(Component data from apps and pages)

Start of Block

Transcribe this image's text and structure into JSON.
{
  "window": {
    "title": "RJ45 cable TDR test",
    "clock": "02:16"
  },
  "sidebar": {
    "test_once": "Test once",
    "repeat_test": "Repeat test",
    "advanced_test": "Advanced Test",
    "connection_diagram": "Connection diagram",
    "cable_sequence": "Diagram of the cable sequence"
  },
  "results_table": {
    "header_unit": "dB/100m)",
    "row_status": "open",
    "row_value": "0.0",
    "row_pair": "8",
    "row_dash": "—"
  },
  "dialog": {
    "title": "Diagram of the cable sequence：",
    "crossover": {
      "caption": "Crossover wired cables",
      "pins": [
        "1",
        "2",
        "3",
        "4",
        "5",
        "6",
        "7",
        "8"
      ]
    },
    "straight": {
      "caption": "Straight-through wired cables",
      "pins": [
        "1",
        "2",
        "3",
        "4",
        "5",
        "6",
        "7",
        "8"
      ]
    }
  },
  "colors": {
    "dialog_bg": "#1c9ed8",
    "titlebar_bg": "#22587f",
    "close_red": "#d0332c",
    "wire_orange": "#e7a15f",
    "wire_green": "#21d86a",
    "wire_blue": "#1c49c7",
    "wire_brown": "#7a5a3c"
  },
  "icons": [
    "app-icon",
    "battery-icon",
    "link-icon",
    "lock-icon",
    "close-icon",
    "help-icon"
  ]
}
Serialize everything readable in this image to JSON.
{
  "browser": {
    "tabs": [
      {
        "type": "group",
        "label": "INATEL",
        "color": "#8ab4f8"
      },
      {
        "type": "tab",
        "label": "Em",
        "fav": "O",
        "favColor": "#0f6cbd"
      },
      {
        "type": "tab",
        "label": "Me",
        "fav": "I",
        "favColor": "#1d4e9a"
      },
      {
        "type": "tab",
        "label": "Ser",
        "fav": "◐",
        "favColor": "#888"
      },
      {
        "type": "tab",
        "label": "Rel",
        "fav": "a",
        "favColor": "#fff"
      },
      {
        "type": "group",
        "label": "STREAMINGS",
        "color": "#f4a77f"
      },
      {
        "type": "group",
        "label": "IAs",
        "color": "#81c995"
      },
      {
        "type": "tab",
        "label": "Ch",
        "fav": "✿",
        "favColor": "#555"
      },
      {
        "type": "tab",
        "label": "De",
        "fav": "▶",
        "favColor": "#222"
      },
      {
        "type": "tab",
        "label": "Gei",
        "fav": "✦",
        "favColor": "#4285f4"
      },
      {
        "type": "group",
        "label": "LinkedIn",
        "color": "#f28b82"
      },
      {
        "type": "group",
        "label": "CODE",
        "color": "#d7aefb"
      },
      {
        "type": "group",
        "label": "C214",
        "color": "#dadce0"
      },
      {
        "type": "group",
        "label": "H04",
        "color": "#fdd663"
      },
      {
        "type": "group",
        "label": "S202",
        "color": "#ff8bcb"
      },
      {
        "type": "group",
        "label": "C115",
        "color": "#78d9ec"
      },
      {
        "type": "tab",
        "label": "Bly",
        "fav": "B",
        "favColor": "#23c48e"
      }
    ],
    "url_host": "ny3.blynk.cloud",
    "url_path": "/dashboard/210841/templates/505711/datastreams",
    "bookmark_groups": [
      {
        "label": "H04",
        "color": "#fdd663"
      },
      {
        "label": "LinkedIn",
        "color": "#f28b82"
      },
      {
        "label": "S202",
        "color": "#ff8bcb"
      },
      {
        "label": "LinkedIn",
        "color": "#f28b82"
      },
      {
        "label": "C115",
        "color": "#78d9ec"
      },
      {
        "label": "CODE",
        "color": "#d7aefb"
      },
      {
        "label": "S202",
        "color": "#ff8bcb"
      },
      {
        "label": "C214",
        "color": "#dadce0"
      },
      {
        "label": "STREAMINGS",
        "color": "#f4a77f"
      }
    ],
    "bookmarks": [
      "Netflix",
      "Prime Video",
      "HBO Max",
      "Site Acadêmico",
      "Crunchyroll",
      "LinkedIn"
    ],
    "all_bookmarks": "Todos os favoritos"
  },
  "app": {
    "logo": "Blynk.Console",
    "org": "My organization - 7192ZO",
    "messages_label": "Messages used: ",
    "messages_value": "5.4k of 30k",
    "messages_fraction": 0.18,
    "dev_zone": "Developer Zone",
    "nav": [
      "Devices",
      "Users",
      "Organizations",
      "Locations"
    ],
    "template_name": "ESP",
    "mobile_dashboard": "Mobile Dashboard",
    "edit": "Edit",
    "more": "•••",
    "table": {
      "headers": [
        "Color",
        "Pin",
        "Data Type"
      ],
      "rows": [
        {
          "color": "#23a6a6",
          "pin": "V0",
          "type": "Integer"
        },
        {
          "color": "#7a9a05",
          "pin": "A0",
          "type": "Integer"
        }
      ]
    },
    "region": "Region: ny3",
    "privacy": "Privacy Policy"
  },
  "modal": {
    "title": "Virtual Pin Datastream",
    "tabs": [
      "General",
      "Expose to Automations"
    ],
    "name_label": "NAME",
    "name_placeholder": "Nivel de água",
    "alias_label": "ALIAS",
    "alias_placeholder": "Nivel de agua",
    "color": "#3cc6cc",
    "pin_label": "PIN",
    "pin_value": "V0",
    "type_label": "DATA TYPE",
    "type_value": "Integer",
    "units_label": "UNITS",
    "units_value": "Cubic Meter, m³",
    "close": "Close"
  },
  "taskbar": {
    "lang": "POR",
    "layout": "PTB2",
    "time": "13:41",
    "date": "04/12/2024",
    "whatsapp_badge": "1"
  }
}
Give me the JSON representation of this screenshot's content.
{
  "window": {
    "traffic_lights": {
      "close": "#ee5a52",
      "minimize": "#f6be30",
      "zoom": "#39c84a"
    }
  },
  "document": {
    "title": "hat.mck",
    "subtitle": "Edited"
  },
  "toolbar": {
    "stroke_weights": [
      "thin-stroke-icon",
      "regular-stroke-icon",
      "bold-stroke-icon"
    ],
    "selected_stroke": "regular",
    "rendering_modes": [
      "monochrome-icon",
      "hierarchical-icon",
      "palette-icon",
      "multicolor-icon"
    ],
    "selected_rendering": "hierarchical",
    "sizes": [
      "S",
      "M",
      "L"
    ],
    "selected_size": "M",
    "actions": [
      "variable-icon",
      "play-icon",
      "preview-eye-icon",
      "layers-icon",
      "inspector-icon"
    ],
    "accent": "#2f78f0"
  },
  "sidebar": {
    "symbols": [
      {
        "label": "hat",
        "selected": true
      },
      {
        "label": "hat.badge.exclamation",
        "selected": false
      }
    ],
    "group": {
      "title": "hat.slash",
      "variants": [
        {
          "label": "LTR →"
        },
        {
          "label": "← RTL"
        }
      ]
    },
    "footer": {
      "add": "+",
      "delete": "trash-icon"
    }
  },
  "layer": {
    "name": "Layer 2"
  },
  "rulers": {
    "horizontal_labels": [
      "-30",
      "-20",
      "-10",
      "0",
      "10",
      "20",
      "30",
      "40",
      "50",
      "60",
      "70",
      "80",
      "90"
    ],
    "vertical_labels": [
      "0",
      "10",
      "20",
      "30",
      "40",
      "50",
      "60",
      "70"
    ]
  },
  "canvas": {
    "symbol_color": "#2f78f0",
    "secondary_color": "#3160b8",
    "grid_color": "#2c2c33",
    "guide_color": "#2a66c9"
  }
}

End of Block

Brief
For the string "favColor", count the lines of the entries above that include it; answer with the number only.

Task result
8